  8. XInput is useful for 360 controllers, and for very little else. Unless you are specifically targeting Windows+360 controller as a hardware target, and need the extra readout capabilities that DI doesn't offer, I'd go the simpler route of just using DirectInput. Incidentally, DirectInput is NOT deprecated. It hasn't been the source of major revisions in a while, but that's more a reflection of input technology changing more slowly than graphics technology, than it is of Microsoft planning to stop supporting it.
  9. Transforming inertial tensors doesn't work like that. You obtain the inertial tensor I transformed by a reference frame rotation R as R<sup>T</sup>*I*R.
  10. Under the hood, I guess that counts as heapsort.
  11. Data breakpoints are not an effective way to debug memory leaks. They show you when the memory location is being accessed, not when it's NOT being accessed. The most straightforward way to debug memory leaks with the MSVC debug CRT is to (1) make your program deterministic enough, (2) grab the ID of the leaked allocation, then (3) tell the CRT to break on its allocation with _crtBreakAlloc. My offhand guess is that you don't have a leak at all, the memory is being freed by something that runs after _CrtDumpMemoryLeaks, and that data breakpoint is showing you the debug heap writing garbage into the block on deallocation.
  12. As currently implemented in compilers, that code is wrong; a modification to the standard which would allow it happened just a couple of months ago, though. Workaround: [code] template<typename T> struct BarGetter { typedef typename T::Bar BarType; }; int main() { Foo f; BarGetter<decltype(f)>::BarType x = 5; } [/code]
  13. [quote name='Rasterman' timestamp='1307471576' post='4820616'] Found the solution, after changing the Include Directories property you have to unload and reload the entire solution for it to pickup any changes, only doing a rescan on the solution doesn't work. Wow! Yet another reason I [b]hate [/b]VS2010... [/quote] I've never had to do reload the solution OR "rescan" it.... are you making your changes through the properties window, or directly to the vcxproj file?
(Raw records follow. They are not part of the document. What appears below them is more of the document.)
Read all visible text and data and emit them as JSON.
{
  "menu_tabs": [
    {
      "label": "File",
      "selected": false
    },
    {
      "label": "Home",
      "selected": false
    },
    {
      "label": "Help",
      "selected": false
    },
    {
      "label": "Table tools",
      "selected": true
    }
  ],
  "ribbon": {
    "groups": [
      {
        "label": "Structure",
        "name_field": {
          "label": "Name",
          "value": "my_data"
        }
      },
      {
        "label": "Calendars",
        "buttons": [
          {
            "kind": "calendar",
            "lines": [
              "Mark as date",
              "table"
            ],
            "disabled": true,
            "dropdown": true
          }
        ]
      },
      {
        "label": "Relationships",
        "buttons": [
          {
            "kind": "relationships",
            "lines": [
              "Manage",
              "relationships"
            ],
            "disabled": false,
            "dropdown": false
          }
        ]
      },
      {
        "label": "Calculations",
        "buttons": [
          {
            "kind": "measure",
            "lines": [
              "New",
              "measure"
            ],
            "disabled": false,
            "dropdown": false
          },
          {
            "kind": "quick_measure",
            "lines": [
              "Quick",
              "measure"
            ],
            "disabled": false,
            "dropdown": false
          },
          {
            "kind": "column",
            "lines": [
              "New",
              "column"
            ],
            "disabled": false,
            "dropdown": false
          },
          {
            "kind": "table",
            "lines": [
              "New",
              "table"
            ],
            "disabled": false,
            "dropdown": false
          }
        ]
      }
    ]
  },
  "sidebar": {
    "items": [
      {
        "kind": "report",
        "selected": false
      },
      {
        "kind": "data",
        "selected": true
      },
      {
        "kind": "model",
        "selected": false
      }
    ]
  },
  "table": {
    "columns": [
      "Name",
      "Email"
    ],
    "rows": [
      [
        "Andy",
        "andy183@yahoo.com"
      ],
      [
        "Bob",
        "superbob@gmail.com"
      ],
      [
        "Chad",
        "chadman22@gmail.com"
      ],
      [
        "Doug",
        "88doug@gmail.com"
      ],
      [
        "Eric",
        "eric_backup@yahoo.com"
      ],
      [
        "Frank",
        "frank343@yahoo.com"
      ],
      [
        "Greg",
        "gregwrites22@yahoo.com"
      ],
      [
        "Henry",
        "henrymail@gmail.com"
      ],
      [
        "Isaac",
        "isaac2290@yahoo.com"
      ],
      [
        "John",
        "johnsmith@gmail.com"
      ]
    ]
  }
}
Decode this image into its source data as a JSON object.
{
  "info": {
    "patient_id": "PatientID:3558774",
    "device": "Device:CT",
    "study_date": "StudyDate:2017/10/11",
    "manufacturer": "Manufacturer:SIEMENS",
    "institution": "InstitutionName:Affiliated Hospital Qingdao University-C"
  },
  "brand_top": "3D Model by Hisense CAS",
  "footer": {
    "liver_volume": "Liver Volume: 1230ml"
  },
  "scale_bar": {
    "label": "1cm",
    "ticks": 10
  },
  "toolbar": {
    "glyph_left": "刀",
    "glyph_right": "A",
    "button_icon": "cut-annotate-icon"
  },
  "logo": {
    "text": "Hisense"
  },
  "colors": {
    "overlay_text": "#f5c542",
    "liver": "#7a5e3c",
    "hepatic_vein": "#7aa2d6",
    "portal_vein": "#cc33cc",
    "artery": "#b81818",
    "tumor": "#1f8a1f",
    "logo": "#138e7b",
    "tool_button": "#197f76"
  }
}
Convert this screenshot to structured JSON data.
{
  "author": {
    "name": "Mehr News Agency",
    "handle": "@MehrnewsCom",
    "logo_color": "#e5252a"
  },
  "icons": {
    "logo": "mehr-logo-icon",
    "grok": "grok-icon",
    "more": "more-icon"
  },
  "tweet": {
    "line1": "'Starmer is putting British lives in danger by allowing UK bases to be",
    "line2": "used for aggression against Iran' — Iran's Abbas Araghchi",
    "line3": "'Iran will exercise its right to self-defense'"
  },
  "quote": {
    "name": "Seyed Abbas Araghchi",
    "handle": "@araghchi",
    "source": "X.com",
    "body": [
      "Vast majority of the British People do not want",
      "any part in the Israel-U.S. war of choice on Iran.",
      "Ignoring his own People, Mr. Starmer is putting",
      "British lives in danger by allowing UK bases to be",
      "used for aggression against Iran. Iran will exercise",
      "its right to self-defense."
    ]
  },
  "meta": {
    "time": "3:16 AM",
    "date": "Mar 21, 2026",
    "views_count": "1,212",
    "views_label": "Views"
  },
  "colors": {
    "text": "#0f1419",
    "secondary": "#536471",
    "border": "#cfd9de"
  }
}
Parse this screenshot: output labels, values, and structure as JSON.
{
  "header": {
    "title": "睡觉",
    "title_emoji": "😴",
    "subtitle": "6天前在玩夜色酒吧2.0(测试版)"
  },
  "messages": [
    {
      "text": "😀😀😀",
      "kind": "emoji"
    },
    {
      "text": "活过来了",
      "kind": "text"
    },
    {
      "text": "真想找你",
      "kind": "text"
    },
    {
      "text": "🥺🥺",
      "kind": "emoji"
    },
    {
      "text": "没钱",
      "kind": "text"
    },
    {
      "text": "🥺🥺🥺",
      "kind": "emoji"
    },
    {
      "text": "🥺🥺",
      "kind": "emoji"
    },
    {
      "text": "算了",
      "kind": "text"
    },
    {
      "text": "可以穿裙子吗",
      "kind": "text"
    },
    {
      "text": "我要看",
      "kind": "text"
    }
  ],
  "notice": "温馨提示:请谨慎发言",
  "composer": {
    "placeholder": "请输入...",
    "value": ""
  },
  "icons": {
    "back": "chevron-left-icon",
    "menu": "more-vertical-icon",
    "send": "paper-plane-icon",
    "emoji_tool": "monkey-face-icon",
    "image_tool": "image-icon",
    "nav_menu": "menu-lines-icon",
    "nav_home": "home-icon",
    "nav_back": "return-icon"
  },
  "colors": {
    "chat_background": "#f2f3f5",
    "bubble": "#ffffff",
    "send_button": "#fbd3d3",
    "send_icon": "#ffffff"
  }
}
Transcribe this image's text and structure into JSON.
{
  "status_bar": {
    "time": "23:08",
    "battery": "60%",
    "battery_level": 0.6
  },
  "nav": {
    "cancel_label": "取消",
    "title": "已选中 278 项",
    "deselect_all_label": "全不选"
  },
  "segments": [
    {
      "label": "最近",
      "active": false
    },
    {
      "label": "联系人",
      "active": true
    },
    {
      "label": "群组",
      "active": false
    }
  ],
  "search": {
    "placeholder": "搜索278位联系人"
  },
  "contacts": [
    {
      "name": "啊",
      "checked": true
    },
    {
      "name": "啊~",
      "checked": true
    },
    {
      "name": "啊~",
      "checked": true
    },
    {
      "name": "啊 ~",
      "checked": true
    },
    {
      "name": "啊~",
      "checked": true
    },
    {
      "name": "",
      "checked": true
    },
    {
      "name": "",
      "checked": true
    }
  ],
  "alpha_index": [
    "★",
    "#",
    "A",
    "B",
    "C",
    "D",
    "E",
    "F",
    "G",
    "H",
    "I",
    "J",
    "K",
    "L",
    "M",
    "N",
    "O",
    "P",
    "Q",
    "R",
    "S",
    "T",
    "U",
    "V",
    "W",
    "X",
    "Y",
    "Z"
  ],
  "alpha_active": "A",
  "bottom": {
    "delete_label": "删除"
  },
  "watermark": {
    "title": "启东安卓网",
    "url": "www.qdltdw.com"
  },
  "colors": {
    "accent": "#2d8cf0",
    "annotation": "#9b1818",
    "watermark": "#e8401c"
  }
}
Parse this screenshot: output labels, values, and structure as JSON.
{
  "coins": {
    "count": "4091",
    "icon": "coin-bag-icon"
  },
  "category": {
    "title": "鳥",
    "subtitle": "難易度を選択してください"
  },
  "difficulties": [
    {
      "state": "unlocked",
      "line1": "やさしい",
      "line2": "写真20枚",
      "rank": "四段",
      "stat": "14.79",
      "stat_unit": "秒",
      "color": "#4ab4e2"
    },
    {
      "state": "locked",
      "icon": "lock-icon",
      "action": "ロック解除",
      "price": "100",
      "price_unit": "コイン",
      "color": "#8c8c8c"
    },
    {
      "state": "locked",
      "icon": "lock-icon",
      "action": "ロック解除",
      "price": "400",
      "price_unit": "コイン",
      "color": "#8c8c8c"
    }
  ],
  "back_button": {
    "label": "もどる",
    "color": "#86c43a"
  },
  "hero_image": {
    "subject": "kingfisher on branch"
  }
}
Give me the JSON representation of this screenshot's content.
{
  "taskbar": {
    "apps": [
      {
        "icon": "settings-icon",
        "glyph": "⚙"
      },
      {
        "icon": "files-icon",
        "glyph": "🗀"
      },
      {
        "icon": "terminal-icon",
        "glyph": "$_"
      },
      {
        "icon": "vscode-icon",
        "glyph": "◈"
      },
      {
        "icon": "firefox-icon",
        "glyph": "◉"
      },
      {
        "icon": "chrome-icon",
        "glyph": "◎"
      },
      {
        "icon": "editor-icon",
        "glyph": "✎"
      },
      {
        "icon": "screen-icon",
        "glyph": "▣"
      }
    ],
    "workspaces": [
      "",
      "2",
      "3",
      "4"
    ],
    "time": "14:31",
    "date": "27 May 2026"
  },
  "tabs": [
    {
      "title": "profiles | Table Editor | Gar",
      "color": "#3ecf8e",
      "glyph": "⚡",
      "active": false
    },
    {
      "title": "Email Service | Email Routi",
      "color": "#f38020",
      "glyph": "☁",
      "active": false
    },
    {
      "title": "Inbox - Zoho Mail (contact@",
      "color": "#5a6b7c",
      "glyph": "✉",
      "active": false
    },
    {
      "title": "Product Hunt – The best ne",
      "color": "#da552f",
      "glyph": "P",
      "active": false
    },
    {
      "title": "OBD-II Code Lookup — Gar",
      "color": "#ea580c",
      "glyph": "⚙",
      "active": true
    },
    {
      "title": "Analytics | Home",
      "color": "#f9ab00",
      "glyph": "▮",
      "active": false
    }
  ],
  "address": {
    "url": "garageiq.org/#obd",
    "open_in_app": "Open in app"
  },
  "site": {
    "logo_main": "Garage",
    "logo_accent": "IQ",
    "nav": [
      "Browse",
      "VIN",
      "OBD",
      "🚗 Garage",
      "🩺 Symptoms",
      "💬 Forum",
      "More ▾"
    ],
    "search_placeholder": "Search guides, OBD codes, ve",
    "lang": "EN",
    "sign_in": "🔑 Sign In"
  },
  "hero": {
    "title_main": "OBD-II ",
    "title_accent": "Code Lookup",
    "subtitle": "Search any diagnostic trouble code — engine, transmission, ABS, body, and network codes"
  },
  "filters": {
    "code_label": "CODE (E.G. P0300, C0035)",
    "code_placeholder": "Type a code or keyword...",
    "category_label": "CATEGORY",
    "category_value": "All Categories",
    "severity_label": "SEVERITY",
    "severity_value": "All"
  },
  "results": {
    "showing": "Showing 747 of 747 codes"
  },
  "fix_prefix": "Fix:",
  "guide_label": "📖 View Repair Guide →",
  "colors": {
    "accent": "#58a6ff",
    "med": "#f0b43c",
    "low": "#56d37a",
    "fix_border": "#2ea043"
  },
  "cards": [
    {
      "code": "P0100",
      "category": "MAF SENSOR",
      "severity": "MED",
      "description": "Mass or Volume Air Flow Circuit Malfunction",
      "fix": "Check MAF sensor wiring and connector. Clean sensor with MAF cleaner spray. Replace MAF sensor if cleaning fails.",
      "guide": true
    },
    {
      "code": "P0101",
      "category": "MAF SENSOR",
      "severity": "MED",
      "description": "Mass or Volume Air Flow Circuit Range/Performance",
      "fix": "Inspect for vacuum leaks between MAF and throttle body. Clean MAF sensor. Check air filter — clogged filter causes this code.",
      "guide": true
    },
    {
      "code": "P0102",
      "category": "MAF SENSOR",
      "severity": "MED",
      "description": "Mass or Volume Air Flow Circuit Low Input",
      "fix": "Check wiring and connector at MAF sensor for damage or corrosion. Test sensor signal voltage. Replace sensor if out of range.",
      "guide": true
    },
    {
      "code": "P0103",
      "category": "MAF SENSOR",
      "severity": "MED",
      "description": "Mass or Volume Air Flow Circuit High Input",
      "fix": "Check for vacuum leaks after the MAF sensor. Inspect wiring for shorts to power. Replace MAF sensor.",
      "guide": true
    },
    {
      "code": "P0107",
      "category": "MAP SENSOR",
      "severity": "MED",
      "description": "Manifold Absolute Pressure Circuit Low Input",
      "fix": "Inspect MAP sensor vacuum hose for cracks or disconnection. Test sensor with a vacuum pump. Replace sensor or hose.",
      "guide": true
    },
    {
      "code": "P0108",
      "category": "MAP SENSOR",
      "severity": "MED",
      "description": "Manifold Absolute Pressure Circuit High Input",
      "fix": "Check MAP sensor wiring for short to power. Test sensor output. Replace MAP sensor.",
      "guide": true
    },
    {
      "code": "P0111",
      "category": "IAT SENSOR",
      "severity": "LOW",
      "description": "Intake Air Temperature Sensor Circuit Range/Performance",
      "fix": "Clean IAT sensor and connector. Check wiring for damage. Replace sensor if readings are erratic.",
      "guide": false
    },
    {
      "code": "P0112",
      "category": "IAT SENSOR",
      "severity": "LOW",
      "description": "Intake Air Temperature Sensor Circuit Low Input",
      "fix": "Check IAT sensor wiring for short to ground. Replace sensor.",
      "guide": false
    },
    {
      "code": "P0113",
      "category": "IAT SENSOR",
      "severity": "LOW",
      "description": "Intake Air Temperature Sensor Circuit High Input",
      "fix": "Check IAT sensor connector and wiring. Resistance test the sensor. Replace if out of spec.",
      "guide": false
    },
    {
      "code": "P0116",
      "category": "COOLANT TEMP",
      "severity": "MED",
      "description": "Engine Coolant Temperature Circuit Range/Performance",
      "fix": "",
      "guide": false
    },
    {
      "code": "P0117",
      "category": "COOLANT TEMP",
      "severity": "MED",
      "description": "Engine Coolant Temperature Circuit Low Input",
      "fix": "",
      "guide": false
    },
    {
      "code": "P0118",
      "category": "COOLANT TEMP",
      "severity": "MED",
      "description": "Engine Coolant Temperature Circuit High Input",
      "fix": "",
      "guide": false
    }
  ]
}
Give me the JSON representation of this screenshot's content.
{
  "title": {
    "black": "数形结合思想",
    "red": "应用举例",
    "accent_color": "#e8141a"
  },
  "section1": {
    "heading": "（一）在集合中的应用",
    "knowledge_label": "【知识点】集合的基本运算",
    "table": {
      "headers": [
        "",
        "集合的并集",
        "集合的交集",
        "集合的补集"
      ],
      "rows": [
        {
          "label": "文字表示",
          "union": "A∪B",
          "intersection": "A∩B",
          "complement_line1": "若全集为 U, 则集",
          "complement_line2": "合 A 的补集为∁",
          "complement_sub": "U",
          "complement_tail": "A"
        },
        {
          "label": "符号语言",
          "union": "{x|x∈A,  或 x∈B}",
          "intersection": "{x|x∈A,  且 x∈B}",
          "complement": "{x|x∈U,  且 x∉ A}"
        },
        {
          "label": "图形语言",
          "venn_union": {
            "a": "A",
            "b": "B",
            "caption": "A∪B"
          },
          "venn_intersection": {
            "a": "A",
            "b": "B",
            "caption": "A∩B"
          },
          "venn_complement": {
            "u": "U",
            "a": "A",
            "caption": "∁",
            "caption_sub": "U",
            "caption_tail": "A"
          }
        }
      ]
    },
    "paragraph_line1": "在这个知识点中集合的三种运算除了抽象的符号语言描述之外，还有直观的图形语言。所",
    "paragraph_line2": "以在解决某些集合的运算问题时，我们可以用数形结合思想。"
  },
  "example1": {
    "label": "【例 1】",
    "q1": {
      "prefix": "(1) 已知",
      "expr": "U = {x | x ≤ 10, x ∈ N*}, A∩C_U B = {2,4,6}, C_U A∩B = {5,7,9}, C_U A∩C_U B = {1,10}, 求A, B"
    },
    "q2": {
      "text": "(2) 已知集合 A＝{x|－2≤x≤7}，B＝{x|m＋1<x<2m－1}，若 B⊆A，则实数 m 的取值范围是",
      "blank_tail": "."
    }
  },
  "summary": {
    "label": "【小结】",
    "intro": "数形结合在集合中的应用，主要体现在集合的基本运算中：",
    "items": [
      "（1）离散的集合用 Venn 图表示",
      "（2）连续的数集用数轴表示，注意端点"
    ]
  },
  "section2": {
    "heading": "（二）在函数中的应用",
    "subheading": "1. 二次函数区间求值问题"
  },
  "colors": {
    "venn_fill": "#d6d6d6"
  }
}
  14. In general, GUI stuff like this isn't done with a clever shader. The most commonly used tech for game GUIs is Flash, using ScaleForm to render it into the game (RAD game tools recently released Iggy, with equivalent functionality). In this case, the health bar -- whatever its shape -- would be an animation, with the player's health level determining which frame was shown. This lets your GUI artist use content creation tools he's comfortable with, and lets him iterate without constant support from a programmer. Obviously a ScaleForm license is out of the reach of most indie devs, but if you're using UDK, good news -- it's in there. (Crytek might have it available too, but I'm not sure.)
  15. The fragments are processed in the 2x2 blocks; ddx will compute the difference from either the rightward or leftward fragment, depending on which side of the 2x2 block it is on. You can confirm this by observing that ddx always produces the same values for both pixels.